Does the Obama victory change everything? Not quite. It defers the real decision about where US politics and governance is headed until the next mid-term election in two years' time, when either the Republican-held House of Representatives or the Democrat-dominated Senate will see a big shift in power.
It's as if US voters, acting as a proxy for global political sentiment in liberal democracies, were not yet ready to give their final verdict on what the global financial crisis (to use its Australian moniker) means for democratic rule.
Do lovers of free markets ultimately need a nanny state watching over them to pick them up when they graze their knees? Or should Nanny Keynes be banished from the garden to let a more vigorous, jungle-like vitality create a new Eden?

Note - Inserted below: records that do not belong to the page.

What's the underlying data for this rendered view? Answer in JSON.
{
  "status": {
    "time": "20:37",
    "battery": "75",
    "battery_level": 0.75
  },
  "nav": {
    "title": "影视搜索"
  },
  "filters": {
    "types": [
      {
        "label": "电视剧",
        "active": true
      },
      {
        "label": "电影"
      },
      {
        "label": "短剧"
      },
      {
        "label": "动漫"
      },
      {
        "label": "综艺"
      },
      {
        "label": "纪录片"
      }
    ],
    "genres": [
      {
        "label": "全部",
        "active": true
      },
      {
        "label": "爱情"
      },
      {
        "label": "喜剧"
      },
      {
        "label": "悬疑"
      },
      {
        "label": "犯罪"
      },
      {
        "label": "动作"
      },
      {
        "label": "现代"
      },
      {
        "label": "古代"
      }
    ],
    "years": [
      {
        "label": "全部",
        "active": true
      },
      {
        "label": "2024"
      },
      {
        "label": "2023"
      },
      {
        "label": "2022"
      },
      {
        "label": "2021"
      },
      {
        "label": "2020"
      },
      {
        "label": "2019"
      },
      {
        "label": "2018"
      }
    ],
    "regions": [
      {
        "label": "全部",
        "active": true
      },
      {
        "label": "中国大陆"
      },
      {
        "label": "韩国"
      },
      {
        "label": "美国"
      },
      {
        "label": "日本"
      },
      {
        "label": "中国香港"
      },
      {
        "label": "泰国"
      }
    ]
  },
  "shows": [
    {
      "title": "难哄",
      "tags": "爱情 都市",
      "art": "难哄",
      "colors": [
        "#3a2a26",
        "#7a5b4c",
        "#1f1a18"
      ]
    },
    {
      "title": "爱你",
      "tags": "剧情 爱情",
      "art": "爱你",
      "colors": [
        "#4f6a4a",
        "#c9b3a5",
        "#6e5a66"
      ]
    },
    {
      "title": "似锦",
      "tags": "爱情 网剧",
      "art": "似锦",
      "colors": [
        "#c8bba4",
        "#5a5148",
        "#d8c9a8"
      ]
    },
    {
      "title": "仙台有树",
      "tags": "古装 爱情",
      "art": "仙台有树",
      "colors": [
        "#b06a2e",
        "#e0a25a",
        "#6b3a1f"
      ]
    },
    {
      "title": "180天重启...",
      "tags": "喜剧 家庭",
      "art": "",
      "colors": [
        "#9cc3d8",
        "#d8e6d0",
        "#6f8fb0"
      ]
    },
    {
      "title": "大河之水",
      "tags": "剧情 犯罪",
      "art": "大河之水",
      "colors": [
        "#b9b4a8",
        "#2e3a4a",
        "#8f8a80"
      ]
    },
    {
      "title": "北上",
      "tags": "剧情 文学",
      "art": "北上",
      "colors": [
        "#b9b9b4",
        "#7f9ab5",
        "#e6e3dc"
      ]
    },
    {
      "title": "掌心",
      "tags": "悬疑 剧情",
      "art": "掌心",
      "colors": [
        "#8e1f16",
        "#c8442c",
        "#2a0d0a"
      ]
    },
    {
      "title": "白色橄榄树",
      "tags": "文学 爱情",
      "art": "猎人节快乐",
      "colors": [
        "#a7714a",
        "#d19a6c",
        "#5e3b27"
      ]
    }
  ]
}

Voters just weren't sure. So more of the same please Mr Obama, while we make up our minds.
Things are bad in the US, with nearly one in six Americans living below the poverty line, but voters can't be sure that it wouldn't have been far, far worse without the Obama administration's stimulus packages and bailouts, particularly in the iconic auto industry.
That auto narrative ties in neatly with using Bruce Springsteen to bring back some of the male blue-collar voters who have been abandoning the Democrats in droves. Springsteen's songs drip with references to auto plants, or bars where grimy factory works unwind with a beer... before heading out to vote Obama!
Far less attention was given to the bailouts for Wall Street banks which preceded the auto rescue packages by a matter of months.
But while the US result does not give a conclusive direction to global political development, there are still clear lessons – particularly for conservatives.
Commentators across the board are pointing to the Republican Party's failure to connect with women, the young and major ethnic groups.
The trick there is trying to 'connect' with people, when you should actually 'be' the people – greater representation of women and black/Asian/Hispanic voters within the party is far preferable to wondering how to 'connect' with these voting blocs on election day. As Newt Gingrich put it, "if ethnic minorities voted their economic interest, we would have a 65 per cent Republican majority".
Perhaps. That quote, along with many other Republican comments, implies that voters have somehow been duped – tricked out of what's best for them by a self-interested liberal media.
The high-water mark of this kind of thinking was the bizarre comments of former George W Bush adviser Karl Rove, who refused to concede that the pivotal state of Ohio had been lost, despite every fibre of his political being no doubt telling him that it was.
Rove clung to the fact that Obama's lead in that state was only "991 votes", when all pundits around him agreed that the early count was skewed towards Republicans, and the the later count would deliver the state to the Democrats. Rove slammed the TV anchors he was debating on air for "intruding on the process".
What makes that last statement so risible is that Rove, a right-wing commentator, was having the debate on Fox News, the notoriously right-leaning news network.
When even Fox News is agitating to return Obama, the liberal media elite must really be in control.
This kind of thinking is stain on conservative politics, and one that offers lessons even for Australia.
Political rhetoric from our own conservative quarters has been dominated by two themes that echo Rove's paranoia – firstly that the Gillard government tricked its way into power through a calculated lie about the carbon tax; and secondly, that Labor's gross incompetence has been masked by China's demand for our mineral resources.
Both of these themes rely on the same implication – if voters only knew the truth, they'd sweep Gillard away for good. If only that liberal elite controlling our media would tell the truth!
If the Coalition cannot rid itself of these paranoid tendencies, there's every chance Abbott will 'do a Romney'. Because as long as those themes infect the thinking of National and Liberal Party MPs, the next election looks set to be fought on the flawed notion that 'the economy might be outperforming all other OECD nations, but it's actually a disaster'.
The danger to the Coalition is not that it pumps out such rhetoric, but that far too many on the conservative side actually believe it.
There are opportunities to make the Australian economy more productive, equitable and robust, but given Labor's current set of numbers, they are relatively small – inflation is low, unemployment is low, private sector investment is still relatively good, growth is not too far off trend and so on. Oh, and we're the richest people on earth.
But that is not stopping the Coalition arguing that there's room to make things radically better.
Shadow treasurer Joe Hockey told a Sydney Institute audience yesterday that if Obama lost, it would be due to his over-promising and under-delivering. The Sydney Morning Herald quotes him as saying "you cannot over-promise in politics anywhere, it leaves an air of disappointment".
Quite right. But day after day the Coalition has been telling voters the sky is falling due to the carbon tax and mining tax, two policies that one very well informed parliamentary Liberal source last week told me had "no material impact on the economy".
So to turn Hockey's logic on its head, if the Gillard government survives the next election it will be because they delivered something quite good, while the Coalition promised something extravagantly better.
Like Americans, Australians will need some convincing to take a gamble on the latter, when the former is quite comfortable. Better the devil you know and all that.
Obama's win was not just a trick played on the US people by some imagined liberal media elite. Likewise, Labor's economic record is more that just a trick. However, if the Coalition can't wrest power from the Gillard government at the next election, it will be because too many on that side of politics thought it was.